Ariel Endean  52:08  
That's nice. Giving someone your undivided attention and properly listening is rarer than you'd think.

Marcus Nicholls  52:15  
You're listening but are you hearing me?

Toby Withers  52:33  
I have different answers now. It's pre that weekend retreat and post that weekend retreat for me.That's really the divide of being more successful, and then suffering with all of the issues that we've been suffering with. But I think that's a really important one that communication skills. When things get too hard, I don't like to hear what Rosie has to say because it goes against what I'm thinking or feeling. I'd just try to run away or block it off, or I'd think it's too much money, don't worry about it, or I'm going to have to work more, don't worry about it. But now, after that weekend I think to show love and support to each other it's a bit more about being able to really separate the business from the personal relationship. And I think we need to identify where we need to do that and, just enjoy each other's company again, because we've lost that a little bit over the course of the business. 

Marcus Nicholls  53:31  
Thats fantastic.

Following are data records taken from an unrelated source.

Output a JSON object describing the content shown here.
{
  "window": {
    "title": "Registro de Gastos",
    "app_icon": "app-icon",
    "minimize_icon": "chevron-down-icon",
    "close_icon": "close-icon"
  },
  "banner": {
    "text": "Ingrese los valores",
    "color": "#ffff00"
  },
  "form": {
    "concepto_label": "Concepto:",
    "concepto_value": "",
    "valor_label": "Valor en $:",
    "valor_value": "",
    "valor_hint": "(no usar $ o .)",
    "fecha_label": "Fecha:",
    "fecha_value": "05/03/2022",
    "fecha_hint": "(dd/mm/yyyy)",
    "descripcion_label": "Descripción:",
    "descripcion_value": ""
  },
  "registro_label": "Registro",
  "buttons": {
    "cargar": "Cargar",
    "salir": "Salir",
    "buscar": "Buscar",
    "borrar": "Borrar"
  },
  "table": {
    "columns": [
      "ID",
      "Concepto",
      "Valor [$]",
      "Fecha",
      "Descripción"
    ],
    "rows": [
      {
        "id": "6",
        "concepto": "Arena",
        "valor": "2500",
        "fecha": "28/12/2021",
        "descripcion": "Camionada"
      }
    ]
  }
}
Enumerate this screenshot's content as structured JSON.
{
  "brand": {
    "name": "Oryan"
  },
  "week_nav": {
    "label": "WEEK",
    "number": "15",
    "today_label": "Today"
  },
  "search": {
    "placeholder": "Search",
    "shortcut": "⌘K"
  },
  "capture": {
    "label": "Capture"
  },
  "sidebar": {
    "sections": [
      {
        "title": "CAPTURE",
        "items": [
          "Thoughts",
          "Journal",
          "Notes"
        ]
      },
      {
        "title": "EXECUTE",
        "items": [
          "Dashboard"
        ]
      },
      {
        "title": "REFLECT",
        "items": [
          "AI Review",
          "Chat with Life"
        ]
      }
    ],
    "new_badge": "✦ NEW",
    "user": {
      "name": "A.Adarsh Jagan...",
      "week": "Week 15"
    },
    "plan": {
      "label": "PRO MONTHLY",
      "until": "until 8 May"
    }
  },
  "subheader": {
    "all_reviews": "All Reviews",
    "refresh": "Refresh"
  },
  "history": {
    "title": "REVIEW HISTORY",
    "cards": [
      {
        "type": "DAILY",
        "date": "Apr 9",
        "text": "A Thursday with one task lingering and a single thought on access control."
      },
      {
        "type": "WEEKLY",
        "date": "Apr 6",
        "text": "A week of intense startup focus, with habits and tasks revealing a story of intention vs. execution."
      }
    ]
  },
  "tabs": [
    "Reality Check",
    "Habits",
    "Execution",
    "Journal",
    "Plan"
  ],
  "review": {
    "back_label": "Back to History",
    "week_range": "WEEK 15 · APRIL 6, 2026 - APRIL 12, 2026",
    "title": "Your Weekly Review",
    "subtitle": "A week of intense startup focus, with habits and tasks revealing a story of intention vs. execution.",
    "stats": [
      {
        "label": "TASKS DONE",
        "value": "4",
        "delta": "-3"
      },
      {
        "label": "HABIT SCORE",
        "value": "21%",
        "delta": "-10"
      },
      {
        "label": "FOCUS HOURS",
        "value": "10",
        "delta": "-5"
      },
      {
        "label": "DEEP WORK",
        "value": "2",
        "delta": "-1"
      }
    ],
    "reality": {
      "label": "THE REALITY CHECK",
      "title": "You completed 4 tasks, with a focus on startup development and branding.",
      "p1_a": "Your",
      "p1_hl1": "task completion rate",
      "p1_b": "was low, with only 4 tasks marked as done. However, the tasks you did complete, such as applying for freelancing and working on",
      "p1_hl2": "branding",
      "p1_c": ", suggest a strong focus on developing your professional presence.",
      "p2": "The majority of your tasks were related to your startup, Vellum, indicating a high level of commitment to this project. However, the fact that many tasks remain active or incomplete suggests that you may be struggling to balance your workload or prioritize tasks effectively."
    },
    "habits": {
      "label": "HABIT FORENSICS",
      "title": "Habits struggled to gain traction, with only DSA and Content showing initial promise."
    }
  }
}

Ariel Endean  53:33  
It's so easy for that to happen and you live where you work which is another layer and so did we for many years, and it's easy to forget. You have to remind yourself why you fell in love, why you got together and chose to want to be with each other in the first place. And I think even for couples who don't run businesses together it's still easy to lose track of this. I think it's a very slow thing that happens over time. And then I think people wake up and realise they're there and they haven't fed and given energy to keeping that love and joy in each others company going.

Marcus Nicholls  54:11  
Wow. Well thank you guys. It's been really wonderful to have both of you on our podcast and we appreciate your time. So if anyone is looking for natural ethical skincare products, (and you should be) and not just natural in the sense of natural because natural is what we should be doing and ethical and sustainable but also if you are having skin issues and you've been using all those products that have been continuing to cause problems check them out. Go to their their website or their Facebook page or their Instagram page and have a look.

Toby Withers  54:49  
Or give us a call. Because we love to speak to people and hear their problems and help them identify how we can help. For us it's personal. So we really want to personally connect to as many people as possible that need any help with their skin health? 

Marcus Nicholls  55:11  
Well, that's right. Yeah, that's

Ariel Endean  55:12  
And as we said there's nothing wrong with vanity because there are some beautiful products for that and it's nice to treat yourself. 

Toby Withers  55:22  
Healthy skin is beautiful skin. That's our tagline? If your skin's healthy, you're going to radiate beauty.

Ariel Endean  55:30  
We love your story and love your commitment to the ethos behind what you do with "Toby & Rosie".

Toby Withers  55:37  
Thank you very much. 

Marcus Nicholls  55:37  
Thank you guys. 

Rosie Nelson  55:38  
No, Thank you for coming. 

Toby Withers  55:39  
Thanks for having us. It's been great.

Transcribed by